Sustainable development goals sustainable development solutions - Monash Sustainability Institute. About the initiative This initiative aims to support Australian and regional leadership in the development and implementation of the UN Sustainable Development Goals (SDGs).
We are working with a wide range of national and international stakeholders to influence the development of SDGs that are appropriate for Australia and the Asia Pacific region, and to build preparedness for future implementation of the SDGs. Sir Bob Watson, one of the world's leading experts on the science of sustainable development, has joined MSI to chair the initiative and associated workshops. The project is an initiative of MSI, the Australia/Pacific Regional Network of the Sustainable Development Solutions Network (SDSN), and the Harold Mitchell Foundation.
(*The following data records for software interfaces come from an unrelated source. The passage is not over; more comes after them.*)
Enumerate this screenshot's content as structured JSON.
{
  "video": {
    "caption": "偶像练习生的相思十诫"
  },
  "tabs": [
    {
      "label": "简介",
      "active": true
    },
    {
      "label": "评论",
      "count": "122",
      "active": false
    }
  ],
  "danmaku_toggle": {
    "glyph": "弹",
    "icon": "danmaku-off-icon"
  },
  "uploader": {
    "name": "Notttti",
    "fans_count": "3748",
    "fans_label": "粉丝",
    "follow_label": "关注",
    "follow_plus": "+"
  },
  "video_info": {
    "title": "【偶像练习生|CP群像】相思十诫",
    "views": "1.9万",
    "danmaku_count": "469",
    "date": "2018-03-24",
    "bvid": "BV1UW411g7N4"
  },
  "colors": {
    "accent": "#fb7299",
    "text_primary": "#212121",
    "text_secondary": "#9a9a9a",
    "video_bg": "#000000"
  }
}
Latest news. Global Compact Network Australia. In September 2015, the UN General Assembly adopted the Sustainable Development Goals (SDGs) – 17 global goals which lay out a path to 2030 to end extreme poverty, fight inequality and protect our planet. Business has a crucial role to play in achieving the SDGs – through responsible business operations, new business models, investment, innovation and technology, and collaboration. Further, the SDGs cover a broad range of issues relevant to companies – from poverty and inequality, to climate change – and engaging with the SDG agenda can help companies understand and link their strategies with global priorities. Global development. The 2030 Agenda for Sustainable Development The UN’s 193 member states formally agreed to the 2030 Agenda for Sustainable Development (the 2030 Agenda) on 25 September 2015 in New York. The new agenda provides a roadmap for global development efforts to 2030 and beyond. While non-binding, the 2030 Agenda will be highly influential, shaping development cooperation and finance flows from a range of sources, including nation states, multilateral organisations, the private sector and philanthropic entities.
Sustainable Development Goals. Australia ranks 20th on progress towards the Sustainable Development Goals. Australia may be home to some of the world’s most liveable cities, but we have a long way to go to meet the world’s Sustainable Development Goals (SDGs). Australia ranks 20th in the world – well behind Canada and many European countries but ahead of the United States – according to a new index that compares different nations' performance on the SDGs, which were adopted last September. Launched at this week’s United Nations SDG talks in New York, the index marks each country’s performance towards the 17 goals. These aim to put the world on a more sustainable economic, social and environmental path, and feature 169 targets to be met over the next 15 years in areas such as health, economic growth and climate action. The ranking, called the SDG Index and Dashboard and prepared by the UN Sustainable Development Solutions Network and the German think tank Bertelsmann Stiftung, ranks countries' performance using a set of 77 indicators.
Sustainable Development Goals: a win-win for Australia. On September 25 world leaders will meet in New York to formalise the new Sustainable Development Goals. These 17 goals will guide efforts to reduce poverty and increase well-being, without destroying the Earth. The Conversation is looking at how we got here, and how far we have to go. Unlike the Millennium Development Goals (or MDGs) that applied only to developing countries, the Sustainable Development Goals (or SDGs) will apply to all countries, including Australia. The new goals will have a key goal of eradicating extreme poverty, but they also have a much wider agenda.